and the
Citizens Economic Research Foundation

Barbara's Column
August 2004 #1

Reality TV may present solution
to nationís presidential woes
© by Barbara Anderson

The Salem News
Thursday, August 5, 2004

August 1, 2004. The Legislature has begun its five month vacation, the Democrat Convention is over, the Republican Convention a month away Ė time to summer!

Mercury will be retrograde for most of the month: in my free time, I shall do the "re" things: relax, rejuvenate, renew. For three weeks this political junkie is on the wagon.

After work Iíll retire to my hammock with a non-political novel. After dark, Iíll re-watch some favorite old movies: Saturday Night Fever, The Commitments, The Tao of Steve. And some really hot night, A Lion in Winter, the original of course with Katherine Hepburn.

Wait a minute Ė whatís this new reality TV show on Showtime tonight? American Candidate? Candidate for what? Iíll just watch it once, just to satisfy my curiosity...

August 2. Iím hooked. How many days til next Sunday? For the next nine weeks, do not call me Sunday night between 9 and 10.

In case you missed it: "The American Candidate" is "Survivor" for political junkies. Ten American citizens filled out applications and made videos from which they were chosen to compete for the American presidency. I know, I know.... but when you think about it, this makes as much sense as the way itís really done.

The series answers the question we all sometimes ask: what if money were not a major determinant in the selection of our leaders? Because though they must hold rallies, campaign around the country, and debate the issues, the TV variety candidates donít have to raise money. The TV series pays, equally, for it all. And its producers made sure there was a diverse group of candidates: men and women, gay and straight, older and younger, black, white and mixed. More important in this context, of varied ideology: two Republicans, three Democrats, two Independents, two Libertarians, and one Green Party animal rights activist.

Unfair! you Republicans cry. Never mind. Each week, one candidate is voted off the ballot, and last Sunday, the first one to go was Democrat Chrissy Gephardt, the daughter of recent real candidate Dick Gephardt. That was what made it so delightful.

Nothing against Chrissy, a liberal lesbian with that healthy midwestern look, but I probably wasnít the only cynic watching the show who thought it was rigged when she was chosen from all the varied applicants. The first trial was to organize a rally, and of course she called Daddy, used his list of contacts, and got the immediate endorsement of Patrick Kennedy. To no avail. Hers was one of the two lowest-attended announcement functions, so the rules required that the other eight candidates vote for only one of them to stay.

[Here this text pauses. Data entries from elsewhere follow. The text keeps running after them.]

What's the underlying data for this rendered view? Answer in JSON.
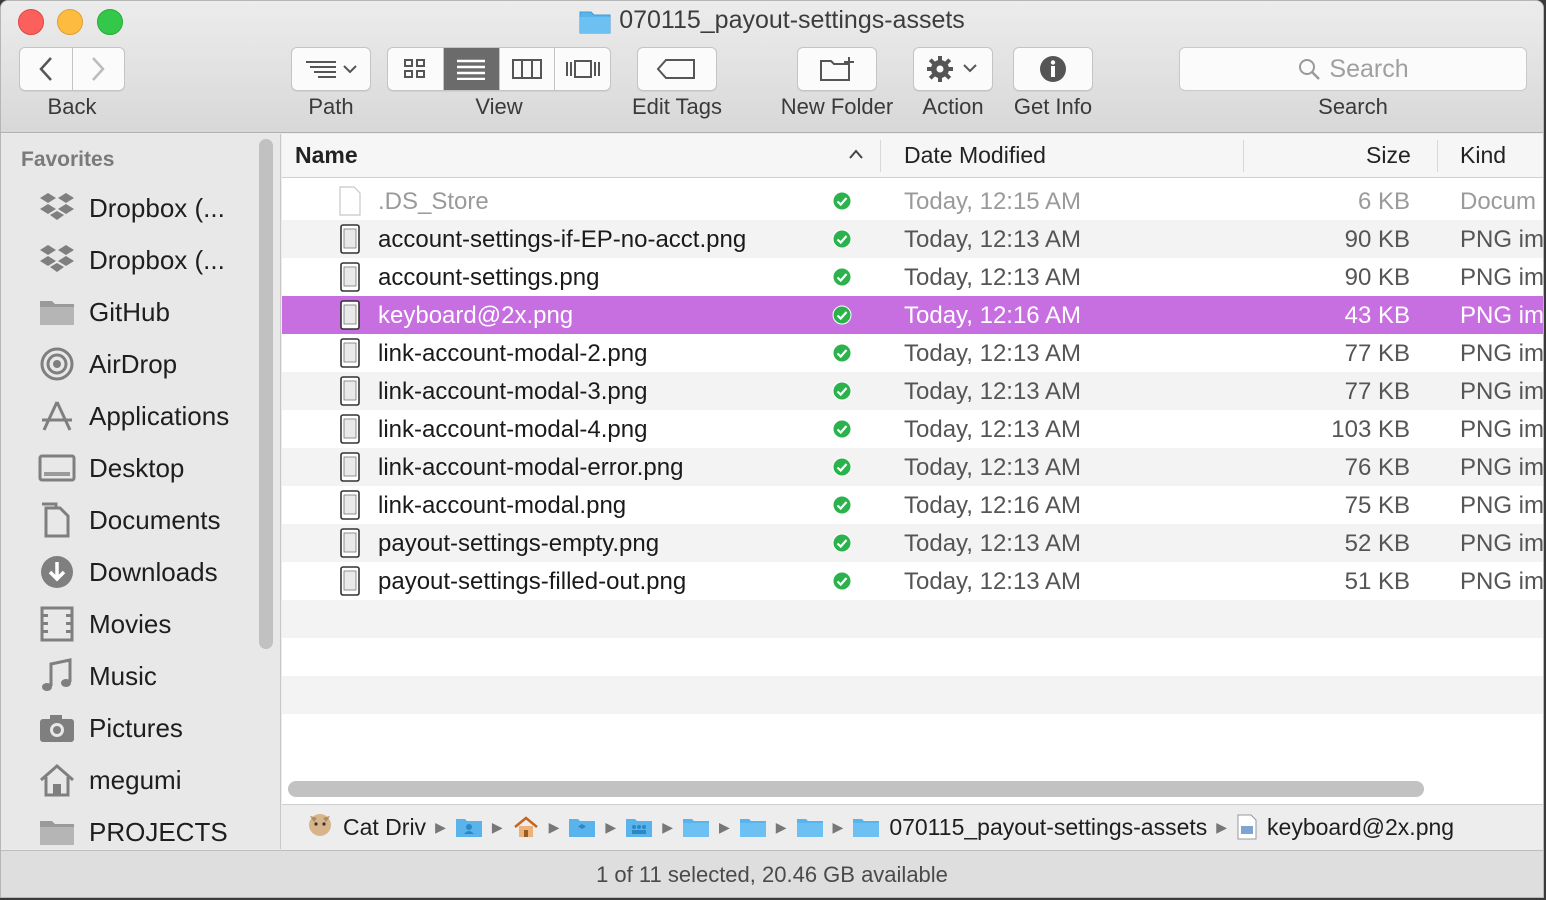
{
  "window": {
    "title": "070115_payout-settings-assets"
  },
  "toolbar": {
    "back_label": "Back",
    "path_label": "Path",
    "view_label": "View",
    "edit_tags_label": "Edit Tags",
    "new_folder_label": "New Folder",
    "action_label": "Action",
    "get_info_label": "Get Info",
    "search_label": "Search",
    "search_placeholder": "Search"
  },
  "sidebar": {
    "header": "Favorites",
    "items": [
      {
        "label": "Dropbox (...",
        "icon": "dropbox-icon"
      },
      {
        "label": "Dropbox (...",
        "icon": "dropbox-icon"
      },
      {
        "label": "GitHub",
        "icon": "folder-icon"
      },
      {
        "label": "AirDrop",
        "icon": "airdrop-icon"
      },
      {
        "label": "Applications",
        "icon": "applications-icon"
      },
      {
        "label": "Desktop",
        "icon": "desktop-icon"
      },
      {
        "label": "Documents",
        "icon": "documents-icon"
      },
      {
        "label": "Downloads",
        "icon": "downloads-icon"
      },
      {
        "label": "Movies",
        "icon": "movies-icon"
      },
      {
        "label": "Music",
        "icon": "music-icon"
      },
      {
        "label": "Pictures",
        "icon": "pictures-icon"
      },
      {
        "label": "megumi",
        "icon": "home-icon"
      },
      {
        "label": "PROJECTS",
        "icon": "folder-icon"
      }
    ]
  },
  "columns": {
    "name": "Name",
    "date": "Date Modified",
    "size": "Size",
    "kind": "Kind"
  },
  "files": [
    {
      "name": ".DS_Store",
      "date": "Today, 12:15 AM",
      "size": "6 KB",
      "kind": "Docum"
    },
    {
      "name": "account-settings-if-EP-no-acct.png",
      "date": "Today, 12:13 AM",
      "size": "90 KB",
      "kind": "PNG im"
    },
    {
      "name": "account-settings.png",
      "date": "Today, 12:13 AM",
      "size": "90 KB",
      "kind": "PNG im"
    },
    {
      "name": "keyboard@2x.png",
      "date": "Today, 12:16 AM",
      "size": "43 KB",
      "kind": "PNG im"
    },
    {
      "name": "link-account-modal-2.png",
      "date": "Today, 12:13 AM",
      "size": "77 KB",
      "kind": "PNG im"
    },
    {
      "name": "link-account-modal-3.png",
      "date": "Today, 12:13 AM",
      "size": "77 KB",
      "kind": "PNG im"
    },
    {
      "name": "link-account-modal-4.png",
      "date": "Today, 12:13 AM",
      "size": "103 KB",
      "kind": "PNG im"
    },
    {
      "name": "link-account-modal-error.png",
      "date": "Today, 12:13 AM",
      "size": "76 KB",
      "kind": "PNG im"
    },
    {
      "name": "link-account-modal.png",
      "date": "Today, 12:16 AM",
      "size": "75 KB",
      "kind": "PNG im"
    },
    {
      "name": "payout-settings-empty.png",
      "date": "Today, 12:13 AM",
      "size": "52 KB",
      "kind": "PNG im"
    },
    {
      "name": "payout-settings-filled-out.png",
      "date": "Today, 12:13 AM",
      "size": "51 KB",
      "kind": "PNG im"
    }
  ],
  "pathbar": {
    "root": "Cat Driv",
    "folder": "070115_payout-settings-assets",
    "file": "keyboard@2x.png"
  },
  "status": {
    "text": "1 of 11 selected, 20.46 GB available"
  },
  "colors": {
    "selection": "#c76fe0",
    "sync_check": "#2bb24c",
    "folder_blue": "#5ab4ec"
  }
}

This is where it got interesting. Keith Boynton, the young gay black man, had to choose between the one other candidate who might take young gay votes from him later when viewers vote online, and someone who was less of a threat. Survivorís Richard Hatch he wasnít; he voted for Chrissy, with whom he agreed more on issues. Put a check for integrity after his name.

After the votes, Chrissy and a Republican, Jim Stork, were tied. So the candidate who got the most people to attend his announcement rally was allowed to make the final decision. Republican Park Gillespie could have chosen Chrissy, who was less competition for him than Jim; but because he disagreed strongly with her statement in favor of partial-birth abortion, he followed his conscience and... Chrissy was gone.

Can you imagine? Integrity. Issues. Conscience. What kind of political campaign is this?!

Next week the remaining nine candidates go to New Hampshire, and viewers from that state will choose their favorite. The two lowest vote getters will debate for a chance to remain for the next challenge. In the end, viewers from all over America will choose the winner, the pretend next President of the United States.

There is another ongoing campaign between pretend Presidents: West Wingís Jeb Bartlett and 24's David Palmer. Liberals must have a hard time with this one, Bartlett being one of them, but Palmer being the first black president. I was very enthusiastic about the classy, honorable Palmer and kept calling to the TV screen, "no David!" every time he was urged by his campaign manager to do something wrong; he listened to me until this past season, when he participated in a cover-up. Ahhh, David!

Maybe Iíll try to catch up with the John Clancy novels this summer, and see how Jack Ryan is doing as president. Or, with Mercury retrograde, maybe I should re-read the Alan Drury series about Washington D.C. during the Cold War; I loved seeing Harley Hudson grow into the job. Lately Iíve been thinking about another Drury President, Ted Jason, who having no real principles goes into shock when faced with a national defense crisis. But now Iím junketing back into the real presidential campaign.

Heaven help me, Iím addicted to democracy, real or imagined. I can hardly wait to vote on Showtime, and again on November second.

Barbara Anderson is executive director of Citizens for Limited Taxation. Her syndicated columns appear weekly in the Salem News and Lowell Sun; bi-weekly in the Tinytown Gazette; and occasionally in the Providence Journal and other newspapers.